From a theoretical point of view one is interested to compare different tasks with regard to the applied genetic algorithm (e.g. to find a solution needs 'more time' for than for ). One strategy to enable such comparisons is to translate all tasks into a common format. One very useful format is the binary format representing all information as binary strings. Because it can be proven that any kind of alphabet can be translated into a binary representation this requirement of a binary representation will no be a reduction of the general character of the approach.

From this follows that the only 'real work' which has to be done to apply a GA is the encoding of a task into a binary representation accompanied by the provision of an appropriate fitness function ^{5.1}. The fitness function has to encode the 'nearness' of a given (measurable) property to the set of 'good' properties
where the working set shall be 'processed' by in a way that there will be a point in time where ideally
. Every fitness function has to obey some ordering thus that for any
we have
.

Example:

Figure 5.10 shows the example of the 5-Queens-Problem as a 2-dimensional space with objects in a grid required not to collide according to the 'queens rule' of the chess game^{5.2}. This spatial situation is first encoded into a vector of numbers representing the columns with queens following the direction from 'top' to down'. This encoding is then further encoded into a binary representation.

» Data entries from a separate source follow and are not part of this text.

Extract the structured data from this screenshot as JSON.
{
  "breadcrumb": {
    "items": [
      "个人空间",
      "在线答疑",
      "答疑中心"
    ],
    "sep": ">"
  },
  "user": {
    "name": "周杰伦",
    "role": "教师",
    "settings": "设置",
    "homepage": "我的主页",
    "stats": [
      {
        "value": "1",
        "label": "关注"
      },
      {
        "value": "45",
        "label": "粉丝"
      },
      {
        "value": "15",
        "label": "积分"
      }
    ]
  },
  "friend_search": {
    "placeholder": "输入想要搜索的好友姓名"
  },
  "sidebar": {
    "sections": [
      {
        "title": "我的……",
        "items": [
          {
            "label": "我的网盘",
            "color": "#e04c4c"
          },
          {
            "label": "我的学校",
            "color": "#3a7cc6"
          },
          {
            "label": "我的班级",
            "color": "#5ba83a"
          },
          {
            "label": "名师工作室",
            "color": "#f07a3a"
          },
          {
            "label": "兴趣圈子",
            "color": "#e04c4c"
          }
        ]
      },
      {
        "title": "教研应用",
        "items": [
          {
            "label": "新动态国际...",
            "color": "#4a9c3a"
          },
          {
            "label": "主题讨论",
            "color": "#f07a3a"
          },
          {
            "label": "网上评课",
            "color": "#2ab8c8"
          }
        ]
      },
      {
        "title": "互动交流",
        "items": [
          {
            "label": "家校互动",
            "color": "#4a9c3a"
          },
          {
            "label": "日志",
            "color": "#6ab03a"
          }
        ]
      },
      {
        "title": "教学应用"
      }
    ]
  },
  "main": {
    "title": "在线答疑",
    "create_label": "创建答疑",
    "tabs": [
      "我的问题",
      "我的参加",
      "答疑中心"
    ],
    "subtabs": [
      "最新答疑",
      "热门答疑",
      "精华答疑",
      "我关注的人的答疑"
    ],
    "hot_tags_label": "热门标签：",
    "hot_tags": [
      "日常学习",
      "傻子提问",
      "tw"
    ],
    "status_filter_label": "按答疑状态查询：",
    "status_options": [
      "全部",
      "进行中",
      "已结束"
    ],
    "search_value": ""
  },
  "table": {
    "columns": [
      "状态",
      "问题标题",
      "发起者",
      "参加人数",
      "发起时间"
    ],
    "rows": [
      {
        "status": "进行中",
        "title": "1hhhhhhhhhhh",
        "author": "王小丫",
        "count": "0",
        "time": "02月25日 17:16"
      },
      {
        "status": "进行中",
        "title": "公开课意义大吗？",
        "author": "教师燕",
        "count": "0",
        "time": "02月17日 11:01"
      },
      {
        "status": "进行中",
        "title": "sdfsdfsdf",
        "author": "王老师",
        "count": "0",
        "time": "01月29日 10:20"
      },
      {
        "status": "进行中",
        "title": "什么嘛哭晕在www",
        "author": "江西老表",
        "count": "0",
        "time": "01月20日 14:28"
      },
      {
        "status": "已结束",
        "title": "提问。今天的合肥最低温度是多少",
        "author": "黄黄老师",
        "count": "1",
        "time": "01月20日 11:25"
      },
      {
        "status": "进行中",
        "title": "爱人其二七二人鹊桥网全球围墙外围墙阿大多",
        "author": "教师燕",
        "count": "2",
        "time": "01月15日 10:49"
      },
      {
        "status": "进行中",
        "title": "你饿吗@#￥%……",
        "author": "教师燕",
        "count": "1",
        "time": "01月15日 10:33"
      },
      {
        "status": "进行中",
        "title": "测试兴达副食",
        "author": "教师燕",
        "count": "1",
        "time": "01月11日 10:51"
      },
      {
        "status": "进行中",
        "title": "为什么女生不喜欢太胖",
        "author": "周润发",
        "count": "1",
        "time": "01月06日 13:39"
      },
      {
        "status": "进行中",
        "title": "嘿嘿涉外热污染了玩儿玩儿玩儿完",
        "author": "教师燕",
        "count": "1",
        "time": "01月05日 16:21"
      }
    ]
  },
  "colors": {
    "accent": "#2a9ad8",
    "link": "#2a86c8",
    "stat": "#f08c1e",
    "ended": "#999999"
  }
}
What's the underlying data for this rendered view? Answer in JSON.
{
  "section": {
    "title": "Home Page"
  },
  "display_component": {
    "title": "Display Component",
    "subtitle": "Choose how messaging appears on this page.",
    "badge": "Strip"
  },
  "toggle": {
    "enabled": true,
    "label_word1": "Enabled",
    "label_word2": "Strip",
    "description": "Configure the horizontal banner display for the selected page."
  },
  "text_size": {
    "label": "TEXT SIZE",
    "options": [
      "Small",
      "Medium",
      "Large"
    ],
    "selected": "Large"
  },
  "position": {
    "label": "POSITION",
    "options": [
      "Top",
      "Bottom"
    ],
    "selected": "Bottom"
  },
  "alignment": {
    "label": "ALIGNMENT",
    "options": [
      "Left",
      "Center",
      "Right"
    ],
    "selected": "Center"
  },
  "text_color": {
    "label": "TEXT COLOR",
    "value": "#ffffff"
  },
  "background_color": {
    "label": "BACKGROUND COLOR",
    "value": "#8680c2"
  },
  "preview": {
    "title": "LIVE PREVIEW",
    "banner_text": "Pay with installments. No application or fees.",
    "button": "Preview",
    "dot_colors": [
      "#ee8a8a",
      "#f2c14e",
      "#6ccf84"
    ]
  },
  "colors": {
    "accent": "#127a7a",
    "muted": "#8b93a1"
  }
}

The primary information string has then the length , which allows many different strings; this gives us the ideal set . The simple fitness function counts the number of queens involved in a 'collision' according to the queens rule.

Gerd Doeben-Henisch 2013-01-14